(Beginning of Record extracts)
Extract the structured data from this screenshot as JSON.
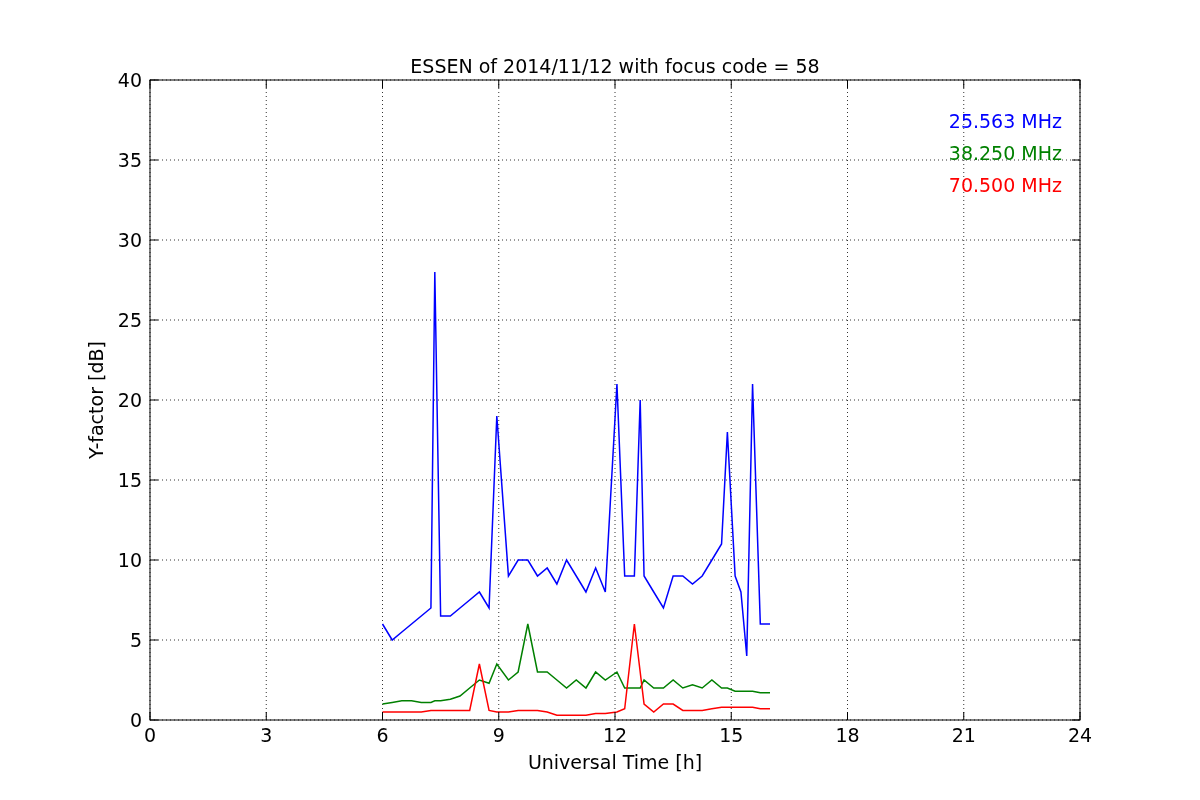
{
  "figure": {
    "chart_data": {
      "type": "line",
      "title": "ESSEN of 2014/11/12 with focus code = 58",
      "xlabel": "Universal Time [h]",
      "ylabel": "Y-factor [dB]",
      "x": [
        6,
        6.25,
        6.5,
        6.75,
        7,
        7.25,
        7.35,
        7.5,
        7.75,
        8,
        8.25,
        8.5,
        8.75,
        8.95,
        9.25,
        9.5,
        9.75,
        10,
        10.25,
        10.5,
        10.75,
        11,
        11.25,
        11.5,
        11.75,
        12.05,
        12.25,
        12.5,
        12.65,
        12.75,
        13,
        13.25,
        13.5,
        13.75,
        14,
        14.25,
        14.5,
        14.75,
        14.9,
        15.1,
        15.25,
        15.4,
        15.55,
        15.75,
        16
      ],
      "series": [
        {
          "name": "25.563 MHz",
          "color": "#0000ff",
          "values": [
            6,
            5,
            5.5,
            6,
            6.5,
            7,
            28,
            6.5,
            6.5,
            7,
            7.5,
            8,
            7,
            19,
            9,
            10,
            10,
            9,
            9.5,
            8.5,
            10,
            9,
            8,
            9.5,
            8,
            21,
            9,
            9,
            20,
            9,
            8,
            7,
            9,
            9,
            8.5,
            9,
            10,
            11,
            18,
            9,
            8,
            4,
            21,
            6,
            6
          ]
        },
        {
          "name": "38.250 MHz",
          "color": "#008000",
          "values": [
            1,
            1.1,
            1.2,
            1.2,
            1.1,
            1.1,
            1.2,
            1.2,
            1.3,
            1.5,
            2,
            2.5,
            2.3,
            3.5,
            2.5,
            3,
            6,
            3,
            3,
            2.5,
            2,
            2.5,
            2,
            3,
            2.5,
            3,
            2,
            2,
            2,
            2.5,
            2,
            2,
            2.5,
            2,
            2.2,
            2,
            2.5,
            2,
            2,
            1.8,
            1.8,
            1.8,
            1.8,
            1.7,
            1.7
          ]
        },
        {
          "name": "70.500 MHz",
          "color": "#ff0000",
          "values": [
            0.5,
            0.5,
            0.5,
            0.5,
            0.5,
            0.6,
            0.6,
            0.6,
            0.6,
            0.6,
            0.6,
            3.5,
            0.6,
            0.5,
            0.5,
            0.6,
            0.6,
            0.6,
            0.5,
            0.3,
            0.3,
            0.3,
            0.3,
            0.4,
            0.4,
            0.5,
            0.7,
            6,
            3,
            1,
            0.5,
            1,
            1,
            0.6,
            0.6,
            0.6,
            0.7,
            0.8,
            0.8,
            0.8,
            0.8,
            0.8,
            0.8,
            0.7,
            0.7
          ]
        }
      ],
      "xlim": [
        0,
        24
      ],
      "ylim": [
        0,
        40
      ],
      "xticks": [
        0,
        3,
        6,
        9,
        12,
        15,
        18,
        21,
        24
      ],
      "yticks": [
        0,
        5,
        10,
        15,
        20,
        25,
        30,
        35,
        40
      ],
      "grid": true
    }
  }
}
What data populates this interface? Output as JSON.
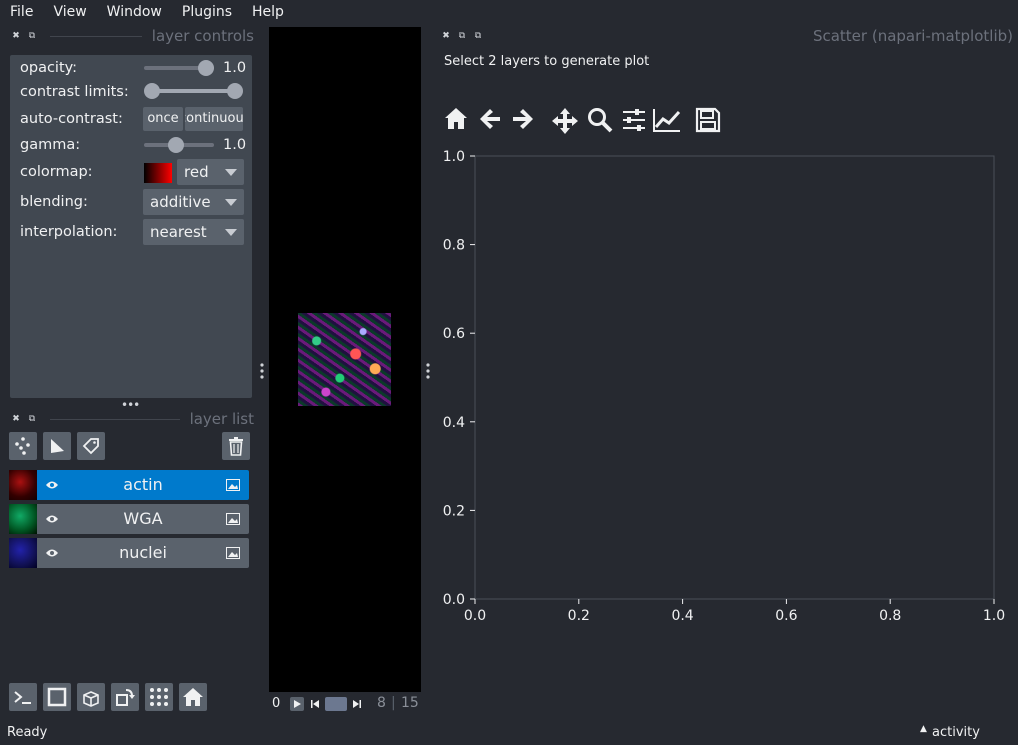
{
  "menu": [
    "File",
    "View",
    "Window",
    "Plugins",
    "Help"
  ],
  "layer_controls": {
    "title": "layer controls",
    "opacity_label": "opacity:",
    "opacity_value": "1.0",
    "opacity_level": 1.0,
    "contrast_label": "contrast limits:",
    "contrast_range": [
      0,
      1
    ],
    "auto_contrast_label": "auto-contrast:",
    "once_label": "once",
    "continuous_label": "continuous",
    "gamma_label": "gamma:",
    "gamma_value": "1.0",
    "gamma_level": 0.5,
    "colormap_label": "colormap:",
    "colormap_value": "red",
    "blending_label": "blending:",
    "blending_value": "additive",
    "interpolation_label": "interpolation:",
    "interpolation_value": "nearest"
  },
  "layer_list": {
    "title": "layer list",
    "layers": [
      {
        "name": "actin",
        "selected": true,
        "color": "#cc2020"
      },
      {
        "name": "WGA",
        "selected": false,
        "color": "#20a020"
      },
      {
        "name": "nuclei",
        "selected": false,
        "color": "#2020b0"
      }
    ]
  },
  "dims": {
    "axis_index": "0",
    "current": "8",
    "separator": "|",
    "total": "15"
  },
  "plot": {
    "title": "Scatter (napari-matplotlib)",
    "instruction": "Select 2 layers to generate plot",
    "toolbar": [
      "home-icon",
      "back-icon",
      "forward-icon",
      "pan-icon",
      "zoom-icon",
      "configure-subplots-icon",
      "edit-axis-icon",
      "save-icon"
    ]
  },
  "chart_data": {
    "type": "scatter",
    "title": "",
    "xlabel": "",
    "ylabel": "",
    "xlim": [
      0.0,
      1.0
    ],
    "ylim": [
      0.0,
      1.0
    ],
    "xticks": [
      "0.0",
      "0.2",
      "0.4",
      "0.6",
      "0.8",
      "1.0"
    ],
    "yticks": [
      "0.0",
      "0.2",
      "0.4",
      "0.6",
      "0.8",
      "1.0"
    ],
    "series": []
  },
  "status": {
    "left": "Ready",
    "activity": "activity"
  }
}
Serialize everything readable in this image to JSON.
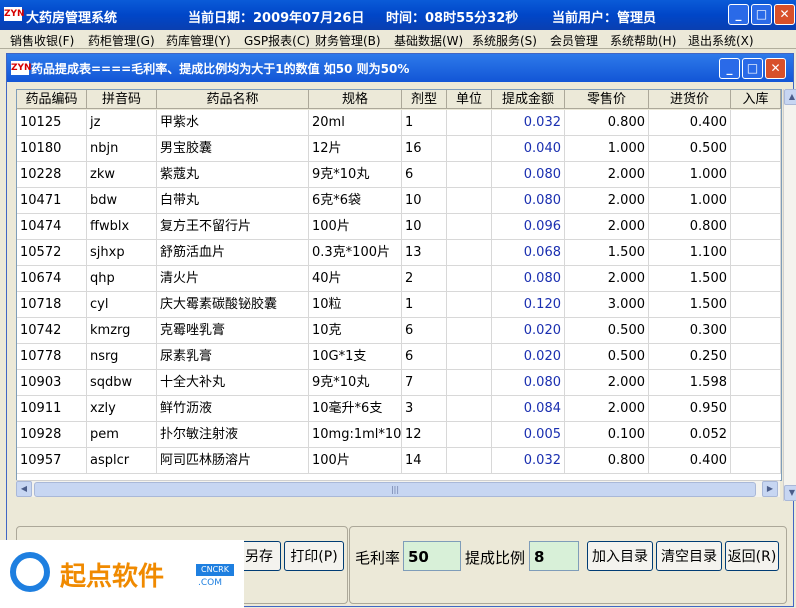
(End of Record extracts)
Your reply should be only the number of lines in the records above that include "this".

## Solution
3